Using alternate means of communication over five or six hours, including others’ phones or potentially “burner phones,” to avoid calls being logged would justify such an instruction.
Importantly, such a subterfuge would also circumvent a legal obligation, adding to the evidence of corrupt intent. Under the Presidential Record Act, the president has a duty to “take all such steps as may be necessary to assure that the activities, deliberations, decisions, and policies that reflect the performance of the President’s … official or ceremonial duties are adequately documented.” On Jan. 6, Trump did not.
In apparent response to the Washington Post story, Trump has denied using a “burner phone” of the kind that his allies bought with untraceable cash and used that day. Tellingly, however, there is no report that Trump denied using others’ phones.

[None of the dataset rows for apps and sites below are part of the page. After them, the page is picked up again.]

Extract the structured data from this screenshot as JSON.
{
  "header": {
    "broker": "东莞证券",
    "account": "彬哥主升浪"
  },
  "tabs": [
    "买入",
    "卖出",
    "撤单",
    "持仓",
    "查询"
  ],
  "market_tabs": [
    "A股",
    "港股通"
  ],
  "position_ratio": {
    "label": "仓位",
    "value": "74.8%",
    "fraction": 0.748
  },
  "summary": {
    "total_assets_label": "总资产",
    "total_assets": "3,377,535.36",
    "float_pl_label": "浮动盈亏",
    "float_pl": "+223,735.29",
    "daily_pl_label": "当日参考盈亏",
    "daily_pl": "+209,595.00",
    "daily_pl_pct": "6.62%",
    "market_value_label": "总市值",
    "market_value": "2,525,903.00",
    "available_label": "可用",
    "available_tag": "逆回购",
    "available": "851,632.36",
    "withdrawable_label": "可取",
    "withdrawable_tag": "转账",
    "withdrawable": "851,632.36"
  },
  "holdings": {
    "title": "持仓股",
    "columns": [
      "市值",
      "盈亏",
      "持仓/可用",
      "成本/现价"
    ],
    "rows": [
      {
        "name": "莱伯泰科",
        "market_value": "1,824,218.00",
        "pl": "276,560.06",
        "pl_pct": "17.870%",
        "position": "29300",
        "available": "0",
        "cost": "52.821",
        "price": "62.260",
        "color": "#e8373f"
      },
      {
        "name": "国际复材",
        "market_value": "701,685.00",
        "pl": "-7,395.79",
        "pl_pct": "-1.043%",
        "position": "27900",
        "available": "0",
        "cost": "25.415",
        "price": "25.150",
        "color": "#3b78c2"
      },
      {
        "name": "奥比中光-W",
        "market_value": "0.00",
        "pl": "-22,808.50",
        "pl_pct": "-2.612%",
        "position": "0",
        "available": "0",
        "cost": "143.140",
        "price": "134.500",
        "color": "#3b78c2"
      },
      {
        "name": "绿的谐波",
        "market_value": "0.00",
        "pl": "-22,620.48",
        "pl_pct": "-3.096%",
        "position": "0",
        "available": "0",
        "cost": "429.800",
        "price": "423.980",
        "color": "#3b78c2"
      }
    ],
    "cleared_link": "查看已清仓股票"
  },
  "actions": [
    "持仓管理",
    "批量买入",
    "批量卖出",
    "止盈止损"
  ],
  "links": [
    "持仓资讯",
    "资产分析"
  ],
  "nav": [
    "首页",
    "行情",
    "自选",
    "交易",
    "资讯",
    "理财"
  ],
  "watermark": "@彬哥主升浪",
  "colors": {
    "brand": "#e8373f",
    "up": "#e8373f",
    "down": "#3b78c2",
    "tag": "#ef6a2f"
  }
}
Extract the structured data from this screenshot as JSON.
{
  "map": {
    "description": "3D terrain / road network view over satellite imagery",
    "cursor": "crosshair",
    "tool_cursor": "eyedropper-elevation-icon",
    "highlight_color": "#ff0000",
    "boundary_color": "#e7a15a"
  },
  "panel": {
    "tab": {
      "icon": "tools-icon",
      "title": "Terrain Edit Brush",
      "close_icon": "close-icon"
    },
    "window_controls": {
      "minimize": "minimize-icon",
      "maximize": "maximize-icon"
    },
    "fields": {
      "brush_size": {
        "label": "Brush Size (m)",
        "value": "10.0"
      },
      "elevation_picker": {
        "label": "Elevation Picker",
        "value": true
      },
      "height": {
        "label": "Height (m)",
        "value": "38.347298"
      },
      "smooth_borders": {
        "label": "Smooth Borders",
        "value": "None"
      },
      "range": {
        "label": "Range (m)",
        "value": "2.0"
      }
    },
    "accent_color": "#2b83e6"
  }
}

On CNN on Tuesday, Bob Woodward told John King that he got to know Trump very well during his many hours interviewing him during the 2020 campaign, and that Trump is a phone “addict.” Woodward said that the notion Trump stopped using the phone during the multi-hour gap period was as unlikely as “the sun not rising” tomorrow.
The Post’s report about the length of the gap in White House records adds significantly to the already overwhelming evidence of Trump’s criminal intent. Indeed, just on Monday, in a 44-page opinion, a federal court found it “more likely than not” that Trump and John Eastman “corruptly attempted to obstruct the Joint Session of Congress on January 6, 2021,” and with deceitful intent conspired to defraud the United States.
For his part, Judge David O. Carter explicitly addressed the matter of Trump’s likely knowledge of wrongdoing, writing “this evidence demonstrates that President Trump likely knew the electoral count plan had no factual justification.”
Pointedly, Carter concluded, “If Dr. Eastman and President Trump’s plan had worked, it would have permanently ended the peaceful transition of power, undermining American democracy and the Constitution.”
In 1973, Richard Nixon’s investigators learned of an 18.5-minute “gap” in White House tape recordings during the Watergate cover-up. Trump’s gap in his phone logs is more than 400 minutes. The numerical comparison, however, is the least of it. Nixon was covering up a “third-rate burglary” of Democratic Party headquarters at D.C.’s Watergate complex. Trump looks to have been covering up an attempted coup d’état.
To be sure, what took Nixon down was actual White House tapes. If Garland is waiting for that kind of smoking gun, he is sending an unmistakable signal that Trump, even in apparently conspiring to end American democracy, is above the law.